Here’s all you need to know about the wonder boy from Mumbai:
At the age of three, Prithvi was enrolled in a nearby cricket coaching academy by his father Pankaj, who ran a clothing business of his own.
A four year old Prithvi was thrust into the harsh realities of life when his mother passed away, forcing his father to leave his business and concentrate primarily on building a very young Prithvi’s cricketing career.
Prithvi was enrolled in the Middle Income Group (MIG) Cricket Club, and used to travel three hours daily to reach the academy at 7 am.
In 2010, the year Sachin scored the first double century in ODIs, Prithvi was offered a contract worth Rs. 3,00,000 by a sports management company owned by former India cricketer Nilesh Kulkarni, making it possible for the father and his son to move to a flat in Santa Cruz.
In 2012, Shaw was chosen for a three-month course at the Cheadle Hulme School in Manchester, where he first got a taste of English conditions while combining studies with play. He scored 1446 runs, at an average of 85, and took 68 wickets.
In 2013, Shaw was invited by Gloucestershire to train with the team, and while he did not get to play with the second XI for being an overseas player, he played in the friendlies and made his mark. He later played for Cleethorpes in the Yorkshire ECB County Premier League.
In January this year, he made his first-class debut for Mumbai, against Tamil Nadu in the Ranji Trophy semis. Unmindful of all the hype, he scored a century in the second innings, earning the Man of the Match award.
Later this year, on his Duleep Trophy debut for India Red, Shaw, at 17 years and 320 days, became the second youngest to score a century in the tournament after Sachin Tendulkar. He also played for the youth team on their tour to England.
He was subsequently excluded from India's U-19 squad for the Asia Cup, with the selectors opining that the youngster should target the longer format of the game and play the Ranji season for Mumbai.
In October, he represented the Board President's XI when they faced the visiting New Zealand team, and earned praise from Trent Boult, who was impressed by the way the 17-year-old handled pace and swing without any signs of discomfort.
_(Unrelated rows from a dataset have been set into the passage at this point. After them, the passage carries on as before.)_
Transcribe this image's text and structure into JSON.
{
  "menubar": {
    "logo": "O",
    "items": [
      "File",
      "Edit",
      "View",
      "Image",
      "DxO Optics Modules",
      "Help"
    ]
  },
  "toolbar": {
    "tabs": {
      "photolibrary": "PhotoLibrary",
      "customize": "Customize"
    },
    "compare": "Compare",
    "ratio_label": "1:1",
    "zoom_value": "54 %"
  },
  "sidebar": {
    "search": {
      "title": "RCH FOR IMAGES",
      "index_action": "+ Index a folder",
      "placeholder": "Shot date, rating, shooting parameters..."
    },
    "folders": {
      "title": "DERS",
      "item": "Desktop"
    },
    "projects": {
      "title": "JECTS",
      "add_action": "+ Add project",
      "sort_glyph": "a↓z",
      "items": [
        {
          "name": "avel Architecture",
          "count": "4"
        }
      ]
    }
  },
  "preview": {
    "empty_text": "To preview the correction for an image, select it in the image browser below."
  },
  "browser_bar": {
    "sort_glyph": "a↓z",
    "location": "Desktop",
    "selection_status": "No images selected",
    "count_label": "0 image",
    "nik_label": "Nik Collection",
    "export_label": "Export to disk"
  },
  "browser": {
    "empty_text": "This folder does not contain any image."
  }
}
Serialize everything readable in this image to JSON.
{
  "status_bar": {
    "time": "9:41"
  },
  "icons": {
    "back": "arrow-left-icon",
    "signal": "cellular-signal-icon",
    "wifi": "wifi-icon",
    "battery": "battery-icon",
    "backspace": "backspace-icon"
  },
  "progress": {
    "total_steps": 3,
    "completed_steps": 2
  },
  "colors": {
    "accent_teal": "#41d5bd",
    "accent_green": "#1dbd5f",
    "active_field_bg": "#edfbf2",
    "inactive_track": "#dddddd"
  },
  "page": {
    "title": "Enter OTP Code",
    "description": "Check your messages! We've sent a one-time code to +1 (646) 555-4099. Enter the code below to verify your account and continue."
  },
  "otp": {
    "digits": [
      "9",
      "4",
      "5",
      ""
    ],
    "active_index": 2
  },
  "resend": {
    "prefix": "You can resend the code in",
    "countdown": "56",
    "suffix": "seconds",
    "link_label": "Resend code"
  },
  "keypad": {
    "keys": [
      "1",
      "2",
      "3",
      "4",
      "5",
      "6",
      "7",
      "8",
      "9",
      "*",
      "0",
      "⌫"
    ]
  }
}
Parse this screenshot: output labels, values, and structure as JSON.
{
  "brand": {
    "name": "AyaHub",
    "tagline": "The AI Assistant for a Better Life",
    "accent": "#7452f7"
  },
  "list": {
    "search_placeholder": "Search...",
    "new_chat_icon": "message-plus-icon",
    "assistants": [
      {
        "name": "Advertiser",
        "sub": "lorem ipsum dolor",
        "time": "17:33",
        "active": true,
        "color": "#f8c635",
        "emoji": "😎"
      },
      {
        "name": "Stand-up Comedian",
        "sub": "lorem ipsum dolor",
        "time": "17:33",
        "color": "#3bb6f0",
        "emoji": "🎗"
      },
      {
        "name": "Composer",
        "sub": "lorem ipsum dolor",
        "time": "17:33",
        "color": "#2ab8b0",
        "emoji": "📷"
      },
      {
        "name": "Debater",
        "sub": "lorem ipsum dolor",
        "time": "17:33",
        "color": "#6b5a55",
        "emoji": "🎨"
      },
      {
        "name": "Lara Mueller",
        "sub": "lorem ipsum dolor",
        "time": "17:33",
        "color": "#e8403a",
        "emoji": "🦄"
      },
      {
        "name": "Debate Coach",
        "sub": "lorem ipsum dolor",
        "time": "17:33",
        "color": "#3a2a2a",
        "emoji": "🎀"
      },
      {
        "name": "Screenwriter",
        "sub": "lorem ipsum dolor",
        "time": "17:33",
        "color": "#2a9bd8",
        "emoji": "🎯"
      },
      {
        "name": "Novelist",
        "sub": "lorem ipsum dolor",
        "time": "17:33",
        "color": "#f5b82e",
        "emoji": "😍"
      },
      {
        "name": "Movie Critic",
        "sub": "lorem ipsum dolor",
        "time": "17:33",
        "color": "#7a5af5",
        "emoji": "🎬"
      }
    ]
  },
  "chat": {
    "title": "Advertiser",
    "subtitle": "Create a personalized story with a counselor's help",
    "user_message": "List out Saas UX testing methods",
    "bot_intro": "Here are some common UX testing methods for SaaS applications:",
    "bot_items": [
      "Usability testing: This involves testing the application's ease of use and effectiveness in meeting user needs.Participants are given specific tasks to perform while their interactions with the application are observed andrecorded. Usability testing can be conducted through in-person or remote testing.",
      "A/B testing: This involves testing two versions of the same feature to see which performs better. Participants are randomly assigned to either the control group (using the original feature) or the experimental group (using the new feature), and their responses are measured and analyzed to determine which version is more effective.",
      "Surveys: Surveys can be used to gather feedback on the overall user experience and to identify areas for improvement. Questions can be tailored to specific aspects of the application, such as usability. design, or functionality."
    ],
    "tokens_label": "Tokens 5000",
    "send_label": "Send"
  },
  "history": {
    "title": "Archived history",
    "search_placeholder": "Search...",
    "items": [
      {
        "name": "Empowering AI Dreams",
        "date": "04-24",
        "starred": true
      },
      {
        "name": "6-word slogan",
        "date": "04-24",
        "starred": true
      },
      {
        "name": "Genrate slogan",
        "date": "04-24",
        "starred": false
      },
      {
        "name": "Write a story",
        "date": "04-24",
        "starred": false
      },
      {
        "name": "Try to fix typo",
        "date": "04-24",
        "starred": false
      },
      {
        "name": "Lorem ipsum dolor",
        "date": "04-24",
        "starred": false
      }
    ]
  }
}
While he continues to break records at breakneck speed, let's hope that Shaw doesn't fall prey to all the hype around him, and lives up to the expectations of being Indian cricket's bright future.